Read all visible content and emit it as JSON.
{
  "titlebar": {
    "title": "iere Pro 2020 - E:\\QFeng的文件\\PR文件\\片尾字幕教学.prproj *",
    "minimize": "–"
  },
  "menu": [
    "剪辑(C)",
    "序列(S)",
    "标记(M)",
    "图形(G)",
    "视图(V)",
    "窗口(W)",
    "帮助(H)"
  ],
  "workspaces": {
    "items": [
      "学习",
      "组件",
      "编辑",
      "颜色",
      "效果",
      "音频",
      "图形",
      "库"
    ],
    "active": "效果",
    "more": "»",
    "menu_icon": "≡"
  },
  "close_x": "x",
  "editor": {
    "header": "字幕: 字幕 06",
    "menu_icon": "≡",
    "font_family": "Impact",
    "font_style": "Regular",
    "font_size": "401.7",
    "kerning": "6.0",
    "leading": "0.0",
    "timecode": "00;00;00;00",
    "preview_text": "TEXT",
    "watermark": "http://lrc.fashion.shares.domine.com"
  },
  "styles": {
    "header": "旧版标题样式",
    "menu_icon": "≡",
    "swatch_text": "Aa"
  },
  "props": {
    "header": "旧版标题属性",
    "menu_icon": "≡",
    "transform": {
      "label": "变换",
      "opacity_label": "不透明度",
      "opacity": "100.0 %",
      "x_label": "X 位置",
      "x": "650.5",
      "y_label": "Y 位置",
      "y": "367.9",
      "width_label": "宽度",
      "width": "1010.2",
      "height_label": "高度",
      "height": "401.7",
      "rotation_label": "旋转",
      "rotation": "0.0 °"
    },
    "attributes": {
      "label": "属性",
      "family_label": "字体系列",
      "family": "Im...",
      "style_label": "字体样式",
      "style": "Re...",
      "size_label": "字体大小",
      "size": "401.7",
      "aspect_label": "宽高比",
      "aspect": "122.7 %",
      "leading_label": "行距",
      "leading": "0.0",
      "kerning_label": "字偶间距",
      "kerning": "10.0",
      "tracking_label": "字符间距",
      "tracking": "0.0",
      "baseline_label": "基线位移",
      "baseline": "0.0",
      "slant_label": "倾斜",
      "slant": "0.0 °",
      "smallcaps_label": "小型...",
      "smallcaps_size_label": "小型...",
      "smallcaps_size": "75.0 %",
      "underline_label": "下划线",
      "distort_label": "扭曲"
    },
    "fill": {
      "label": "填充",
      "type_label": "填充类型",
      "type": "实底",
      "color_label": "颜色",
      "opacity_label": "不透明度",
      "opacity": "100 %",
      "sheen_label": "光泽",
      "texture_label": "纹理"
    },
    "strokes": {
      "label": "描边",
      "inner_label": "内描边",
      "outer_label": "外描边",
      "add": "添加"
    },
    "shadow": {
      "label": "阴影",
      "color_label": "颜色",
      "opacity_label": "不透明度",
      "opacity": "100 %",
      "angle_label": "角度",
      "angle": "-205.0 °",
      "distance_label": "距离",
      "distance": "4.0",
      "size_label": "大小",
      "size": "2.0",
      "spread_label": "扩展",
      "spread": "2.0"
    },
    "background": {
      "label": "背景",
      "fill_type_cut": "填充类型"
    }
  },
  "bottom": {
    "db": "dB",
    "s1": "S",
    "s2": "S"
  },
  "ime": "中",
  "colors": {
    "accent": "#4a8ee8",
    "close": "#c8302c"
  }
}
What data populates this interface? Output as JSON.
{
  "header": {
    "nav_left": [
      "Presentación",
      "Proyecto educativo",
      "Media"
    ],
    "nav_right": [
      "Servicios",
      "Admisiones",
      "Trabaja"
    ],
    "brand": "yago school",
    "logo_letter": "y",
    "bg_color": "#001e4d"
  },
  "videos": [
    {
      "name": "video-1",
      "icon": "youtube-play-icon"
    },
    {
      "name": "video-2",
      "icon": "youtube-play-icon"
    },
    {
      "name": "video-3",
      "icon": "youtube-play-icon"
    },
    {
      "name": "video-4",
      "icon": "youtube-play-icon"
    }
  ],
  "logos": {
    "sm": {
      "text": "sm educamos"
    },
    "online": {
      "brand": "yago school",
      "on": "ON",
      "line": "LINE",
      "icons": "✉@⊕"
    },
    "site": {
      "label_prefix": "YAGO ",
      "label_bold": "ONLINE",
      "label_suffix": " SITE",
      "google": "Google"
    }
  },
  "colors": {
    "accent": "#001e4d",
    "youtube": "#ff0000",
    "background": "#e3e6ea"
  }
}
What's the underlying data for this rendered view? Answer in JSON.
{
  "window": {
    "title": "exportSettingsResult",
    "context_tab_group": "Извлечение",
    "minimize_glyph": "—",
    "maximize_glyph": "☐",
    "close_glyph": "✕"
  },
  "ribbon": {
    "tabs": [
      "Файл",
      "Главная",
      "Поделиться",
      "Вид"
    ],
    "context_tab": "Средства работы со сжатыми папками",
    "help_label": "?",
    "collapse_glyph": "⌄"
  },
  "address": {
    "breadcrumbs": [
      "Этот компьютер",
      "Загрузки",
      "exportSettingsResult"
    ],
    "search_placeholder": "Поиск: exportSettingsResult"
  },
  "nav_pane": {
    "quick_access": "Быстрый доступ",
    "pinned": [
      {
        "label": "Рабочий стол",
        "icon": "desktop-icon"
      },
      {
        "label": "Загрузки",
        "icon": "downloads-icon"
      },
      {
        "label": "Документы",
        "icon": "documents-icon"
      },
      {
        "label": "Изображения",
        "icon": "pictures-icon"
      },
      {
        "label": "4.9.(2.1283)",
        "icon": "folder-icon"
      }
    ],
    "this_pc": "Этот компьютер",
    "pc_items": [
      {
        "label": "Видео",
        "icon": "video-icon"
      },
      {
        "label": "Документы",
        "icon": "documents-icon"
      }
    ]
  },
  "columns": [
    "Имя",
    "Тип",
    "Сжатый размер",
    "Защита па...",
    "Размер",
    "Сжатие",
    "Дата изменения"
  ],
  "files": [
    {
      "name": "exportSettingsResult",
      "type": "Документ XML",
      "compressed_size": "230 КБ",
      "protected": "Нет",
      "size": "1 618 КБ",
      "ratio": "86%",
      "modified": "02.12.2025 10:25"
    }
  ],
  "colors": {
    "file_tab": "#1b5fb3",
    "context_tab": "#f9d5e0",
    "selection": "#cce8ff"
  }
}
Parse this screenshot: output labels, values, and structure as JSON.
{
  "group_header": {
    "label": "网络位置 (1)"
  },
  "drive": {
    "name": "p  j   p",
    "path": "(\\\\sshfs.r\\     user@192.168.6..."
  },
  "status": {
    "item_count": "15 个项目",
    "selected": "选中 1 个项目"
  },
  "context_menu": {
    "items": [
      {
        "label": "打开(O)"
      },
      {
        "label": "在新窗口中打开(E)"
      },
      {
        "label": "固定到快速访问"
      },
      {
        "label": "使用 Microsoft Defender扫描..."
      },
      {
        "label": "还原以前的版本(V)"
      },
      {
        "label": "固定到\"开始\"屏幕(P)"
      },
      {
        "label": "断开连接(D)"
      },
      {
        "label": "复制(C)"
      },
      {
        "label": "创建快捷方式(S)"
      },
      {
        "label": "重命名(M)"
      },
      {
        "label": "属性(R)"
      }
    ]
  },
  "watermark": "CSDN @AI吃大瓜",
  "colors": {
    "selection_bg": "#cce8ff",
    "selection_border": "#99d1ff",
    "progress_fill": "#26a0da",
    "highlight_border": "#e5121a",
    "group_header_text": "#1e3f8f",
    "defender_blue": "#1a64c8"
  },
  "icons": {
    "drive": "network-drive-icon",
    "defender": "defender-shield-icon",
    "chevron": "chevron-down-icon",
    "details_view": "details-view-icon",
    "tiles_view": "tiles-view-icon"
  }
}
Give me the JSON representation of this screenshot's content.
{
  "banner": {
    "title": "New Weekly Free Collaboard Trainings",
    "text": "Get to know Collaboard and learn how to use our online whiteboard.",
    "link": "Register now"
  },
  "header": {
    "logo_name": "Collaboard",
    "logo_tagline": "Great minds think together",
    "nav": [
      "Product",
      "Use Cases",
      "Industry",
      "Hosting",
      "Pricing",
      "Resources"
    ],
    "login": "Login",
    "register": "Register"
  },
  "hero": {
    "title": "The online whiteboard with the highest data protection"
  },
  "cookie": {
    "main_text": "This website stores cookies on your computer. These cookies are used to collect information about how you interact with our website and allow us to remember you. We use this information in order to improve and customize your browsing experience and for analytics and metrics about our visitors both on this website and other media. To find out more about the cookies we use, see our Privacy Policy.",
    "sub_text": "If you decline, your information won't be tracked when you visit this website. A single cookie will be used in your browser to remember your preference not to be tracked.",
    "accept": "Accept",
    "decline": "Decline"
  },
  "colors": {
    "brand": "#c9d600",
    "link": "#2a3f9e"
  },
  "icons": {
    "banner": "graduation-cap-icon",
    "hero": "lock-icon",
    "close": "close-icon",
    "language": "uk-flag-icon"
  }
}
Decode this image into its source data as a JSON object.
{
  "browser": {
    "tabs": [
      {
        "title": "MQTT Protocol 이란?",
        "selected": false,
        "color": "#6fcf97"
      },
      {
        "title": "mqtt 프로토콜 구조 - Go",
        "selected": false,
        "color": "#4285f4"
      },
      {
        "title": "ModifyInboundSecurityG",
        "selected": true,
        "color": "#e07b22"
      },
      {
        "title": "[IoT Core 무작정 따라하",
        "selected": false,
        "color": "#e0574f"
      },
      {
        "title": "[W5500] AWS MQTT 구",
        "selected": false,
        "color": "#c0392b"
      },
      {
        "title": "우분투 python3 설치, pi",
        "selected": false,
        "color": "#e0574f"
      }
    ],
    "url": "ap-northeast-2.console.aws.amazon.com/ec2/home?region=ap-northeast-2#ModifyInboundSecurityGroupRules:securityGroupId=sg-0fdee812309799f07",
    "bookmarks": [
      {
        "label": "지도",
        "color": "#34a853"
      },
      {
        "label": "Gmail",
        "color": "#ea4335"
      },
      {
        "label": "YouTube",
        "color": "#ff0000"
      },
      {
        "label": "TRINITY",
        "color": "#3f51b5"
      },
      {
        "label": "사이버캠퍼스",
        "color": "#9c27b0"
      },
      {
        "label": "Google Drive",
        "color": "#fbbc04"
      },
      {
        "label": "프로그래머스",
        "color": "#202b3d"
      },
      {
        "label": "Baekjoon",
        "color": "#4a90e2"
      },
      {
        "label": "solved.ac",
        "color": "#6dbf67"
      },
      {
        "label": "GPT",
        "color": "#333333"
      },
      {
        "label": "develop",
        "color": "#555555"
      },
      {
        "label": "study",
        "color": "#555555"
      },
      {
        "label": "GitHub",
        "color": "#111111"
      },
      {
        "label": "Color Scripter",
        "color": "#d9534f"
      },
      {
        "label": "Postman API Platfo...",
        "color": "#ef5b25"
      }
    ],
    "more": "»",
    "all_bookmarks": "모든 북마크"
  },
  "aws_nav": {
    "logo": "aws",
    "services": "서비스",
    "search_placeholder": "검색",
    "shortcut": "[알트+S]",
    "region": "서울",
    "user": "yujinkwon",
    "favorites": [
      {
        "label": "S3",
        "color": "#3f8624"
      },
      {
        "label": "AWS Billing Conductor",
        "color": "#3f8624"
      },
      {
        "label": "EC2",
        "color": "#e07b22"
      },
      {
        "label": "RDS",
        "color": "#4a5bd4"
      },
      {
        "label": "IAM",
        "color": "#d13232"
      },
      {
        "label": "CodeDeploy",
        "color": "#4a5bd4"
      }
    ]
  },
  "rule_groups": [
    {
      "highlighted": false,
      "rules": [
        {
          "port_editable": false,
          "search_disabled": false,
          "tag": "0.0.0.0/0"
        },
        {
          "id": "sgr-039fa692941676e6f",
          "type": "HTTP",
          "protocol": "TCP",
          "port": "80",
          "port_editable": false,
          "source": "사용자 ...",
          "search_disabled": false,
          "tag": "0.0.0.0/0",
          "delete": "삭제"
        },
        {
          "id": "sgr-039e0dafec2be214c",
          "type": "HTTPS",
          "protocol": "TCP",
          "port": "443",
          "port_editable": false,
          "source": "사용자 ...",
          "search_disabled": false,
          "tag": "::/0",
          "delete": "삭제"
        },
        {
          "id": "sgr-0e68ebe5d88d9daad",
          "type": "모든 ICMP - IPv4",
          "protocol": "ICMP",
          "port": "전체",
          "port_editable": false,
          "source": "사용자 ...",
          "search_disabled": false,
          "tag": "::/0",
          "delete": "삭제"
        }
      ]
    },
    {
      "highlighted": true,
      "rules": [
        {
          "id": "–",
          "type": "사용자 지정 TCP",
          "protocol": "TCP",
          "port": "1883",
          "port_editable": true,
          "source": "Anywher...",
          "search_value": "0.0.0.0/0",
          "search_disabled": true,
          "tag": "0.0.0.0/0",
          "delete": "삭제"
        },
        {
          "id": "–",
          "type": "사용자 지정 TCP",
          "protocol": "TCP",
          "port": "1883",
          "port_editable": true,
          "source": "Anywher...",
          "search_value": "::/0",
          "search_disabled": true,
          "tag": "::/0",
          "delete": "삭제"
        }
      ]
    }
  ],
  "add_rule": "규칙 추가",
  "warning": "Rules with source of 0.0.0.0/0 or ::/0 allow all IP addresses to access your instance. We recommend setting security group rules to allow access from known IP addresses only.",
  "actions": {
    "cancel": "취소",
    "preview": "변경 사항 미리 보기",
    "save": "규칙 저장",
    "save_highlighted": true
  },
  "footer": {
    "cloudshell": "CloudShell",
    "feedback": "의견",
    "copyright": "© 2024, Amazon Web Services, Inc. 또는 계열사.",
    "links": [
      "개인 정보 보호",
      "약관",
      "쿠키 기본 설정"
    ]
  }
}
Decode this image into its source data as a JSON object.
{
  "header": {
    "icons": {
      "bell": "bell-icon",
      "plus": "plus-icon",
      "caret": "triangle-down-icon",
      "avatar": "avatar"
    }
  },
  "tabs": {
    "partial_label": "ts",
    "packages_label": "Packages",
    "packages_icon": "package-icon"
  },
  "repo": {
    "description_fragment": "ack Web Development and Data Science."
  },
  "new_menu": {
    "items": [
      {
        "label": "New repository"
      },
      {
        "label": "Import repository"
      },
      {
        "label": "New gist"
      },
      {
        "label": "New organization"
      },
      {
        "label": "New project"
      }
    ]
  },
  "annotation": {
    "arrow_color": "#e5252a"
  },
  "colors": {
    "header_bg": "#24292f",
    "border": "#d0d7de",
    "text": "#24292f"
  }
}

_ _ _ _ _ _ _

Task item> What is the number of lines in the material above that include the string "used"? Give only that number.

Output below> 2